=== Exercise aim ===
Reproduce the records below exactly as given.

-------- Dataset extract --------

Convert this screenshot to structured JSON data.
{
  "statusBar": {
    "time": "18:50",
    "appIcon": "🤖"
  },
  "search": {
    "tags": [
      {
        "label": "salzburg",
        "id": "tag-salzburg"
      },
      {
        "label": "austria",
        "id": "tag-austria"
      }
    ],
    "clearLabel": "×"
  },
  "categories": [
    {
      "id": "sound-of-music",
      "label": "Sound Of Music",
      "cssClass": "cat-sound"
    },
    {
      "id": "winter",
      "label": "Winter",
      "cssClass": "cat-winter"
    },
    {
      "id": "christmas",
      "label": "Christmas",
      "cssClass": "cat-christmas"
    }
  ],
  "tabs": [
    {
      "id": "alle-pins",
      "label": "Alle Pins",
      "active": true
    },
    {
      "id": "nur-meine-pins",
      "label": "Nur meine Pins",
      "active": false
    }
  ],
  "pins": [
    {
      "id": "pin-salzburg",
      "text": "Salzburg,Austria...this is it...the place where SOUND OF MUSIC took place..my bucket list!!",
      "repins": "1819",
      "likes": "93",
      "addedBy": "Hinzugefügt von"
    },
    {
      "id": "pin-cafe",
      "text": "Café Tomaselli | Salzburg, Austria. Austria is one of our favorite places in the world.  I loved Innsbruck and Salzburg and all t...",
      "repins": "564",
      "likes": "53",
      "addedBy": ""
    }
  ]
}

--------

=== Task answer ===
Convert this screenshot to structured JSON data.
{
  "statusBar": {
    "time": "18:50",
    "appIcon": "🤖"
  },
  "search": {
    "tags": [
      {
        "label": "salzburg",
        "id": "tag-salzburg"
      },
      {
        "label": "austria",
        "id": "tag-austria"
      }
    ],
    "clearLabel": "×"
  },
  "categories": [
    {
      "id": "sound-of-music",
      "label": "Sound Of Music",
      "cssClass": "cat-sound"
    },
    {
      "id": "winter",
      "label": "Winter",
      "cssClass": "cat-winter"
    },
    {
      "id": "christmas",
      "label": "Christmas",
      "cssClass": "cat-christmas"
    }
  ],
  "tabs": [
    {
      "id": "alle-pins",
      "label": "Alle Pins",
      "active": true
    },
    {
      "id": "nur-meine-pins",
      "label": "Nur meine Pins",
      "active": false
    }
  ],
  "pins": [
    {
      "id": "pin-salzburg",
      "text": "Salzburg,Austria...this is it...the place where SOUND OF MUSIC took place..my bucket list!!",
      "repins": "1819",
      "likes": "93",
      "addedBy": "Hinzugefügt von"
    },
    {
      "id": "pin-cafe",
      "text": "Café Tomaselli | Salzburg, Austria. Austria is one of our favorite places in the world.  I loved Innsbruck and Salzburg and all t...",
      "repins": "564",
      "likes": "53",
      "addedBy": ""
    }
  ]
}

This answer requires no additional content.